A major donor is a high net worth individual or family who have the potential to make a significant gift that will make a difference to your charity and its programmes. So, as well as individuals, family trusts can fall into this category too.
The definition of a major donor though varies from charity to charity and depends entirely on your previous fundraising; your campaign/programme targets and what you consider a major gift to be ie one that will make a real difference to your work.
If you’re very small and tend to get in small inidividual donations, you might consider £500 to be a major gift. If you’re a larger charity – or one with a major donor gift programme in place (remember that doesn’t necessarily mean you’re a large ‘outfit’ just that you’ve recognised major gifts are likely to be the best way for your charity to raise money) – you might consider a major gift to be anything over £10,000.
So, as a fundraiser, how can you raise major gifts?
In a few rare cases, a major donor will approach a charity. This has happened to me once in 20 years and it was when I worked at a major, high profile charity. Chances are, this won’t happen to you so, in order to secure a major gift, you will have to thoroughly research and then develop a relationship with your major gift prospect to the point that you know when and what to ask for. It’s only with this kind of donor ‘prospecting’ and relationship building that you will be able to successfully raise major gifts. So if you don’t have the time or resources (and remember, your board fall into the latter category), it’s unlikely that you will be able to make a real success of major donor fundraising.
Affinity and relationships are crucial to any successful major donor programme and, if you don’t already have the relationships, you should seek to build them where possible. You MUST inspire your prospect – this is true of any fundraising but particularly major donor. It’s a two-way relationship. You’re asking them to meet your needs through their donation but, by getting to know them and bringing them on board with your charity, you’ll also be meeting their needs too.
In almost all cases, major donor fundraising is most successful where senior management and the board are involved.

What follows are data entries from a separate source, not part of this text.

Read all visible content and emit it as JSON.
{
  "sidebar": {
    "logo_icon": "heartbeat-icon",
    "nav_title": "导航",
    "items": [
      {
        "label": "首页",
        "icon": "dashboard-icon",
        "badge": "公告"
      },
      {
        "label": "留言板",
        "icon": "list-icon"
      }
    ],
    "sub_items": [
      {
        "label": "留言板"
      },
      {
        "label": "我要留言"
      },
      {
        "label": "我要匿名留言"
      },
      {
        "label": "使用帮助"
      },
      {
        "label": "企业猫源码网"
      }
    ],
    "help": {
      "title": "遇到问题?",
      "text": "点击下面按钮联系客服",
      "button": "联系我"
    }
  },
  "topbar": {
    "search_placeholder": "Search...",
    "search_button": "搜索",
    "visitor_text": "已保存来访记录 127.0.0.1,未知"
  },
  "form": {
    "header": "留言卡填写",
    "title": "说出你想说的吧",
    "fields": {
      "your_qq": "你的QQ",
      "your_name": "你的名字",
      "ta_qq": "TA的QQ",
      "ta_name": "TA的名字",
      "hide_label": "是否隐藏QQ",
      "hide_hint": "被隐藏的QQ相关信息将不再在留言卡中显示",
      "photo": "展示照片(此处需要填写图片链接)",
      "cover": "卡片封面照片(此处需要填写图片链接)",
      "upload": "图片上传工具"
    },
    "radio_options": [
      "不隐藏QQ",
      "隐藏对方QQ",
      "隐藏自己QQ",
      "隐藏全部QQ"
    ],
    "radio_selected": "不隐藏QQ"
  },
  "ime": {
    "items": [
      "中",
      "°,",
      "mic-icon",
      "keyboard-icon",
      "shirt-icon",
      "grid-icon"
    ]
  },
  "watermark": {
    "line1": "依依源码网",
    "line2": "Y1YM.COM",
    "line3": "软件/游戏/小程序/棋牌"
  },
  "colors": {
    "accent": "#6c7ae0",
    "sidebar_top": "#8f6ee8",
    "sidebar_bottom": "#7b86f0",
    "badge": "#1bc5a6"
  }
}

Your CEO and/or Chair must be prepared to give their time to develop relationships with major donor ‘prospects’. It can’t all be left to the fundraisers.
One of the keys to major donor fundraising is of course, the ask. This never happens upfront and, very often, doesn’t happen for a long time after you’ve begun cultivating the relationship with the donor. Ideally, by the time you come to ask them for the gift, you’re relatively sure they’ll say yes. The timing is perfect, you will have an excellent knowledge of your prospective donor, you will know their net worth, their likes and dislikes, other gifts they’ve given – and who is the best person in your charity to ‘make the ask’.
All of the time that you’ve spent cultivating and getting to know your major donor means that you should be in a position to ask for the right amount and towards the right programme, almost guaranteeing your success.
There are pluses and minuses to major donor fundraising. The downside is that it takes a long time, often requires you to build relationships you don’t already have and needs the involvement and support of others within your charity outside the fundraising team.
The pluses are, of course, the potential to receive game-changing amounts of money and access to key decision makers or people of influence.
In my next post, I’ll deal with the structure and implementation of a major donor fundraising strategy to help you put this into practice…
Meantime, please ask any questions about this type of fundraising in the comments below!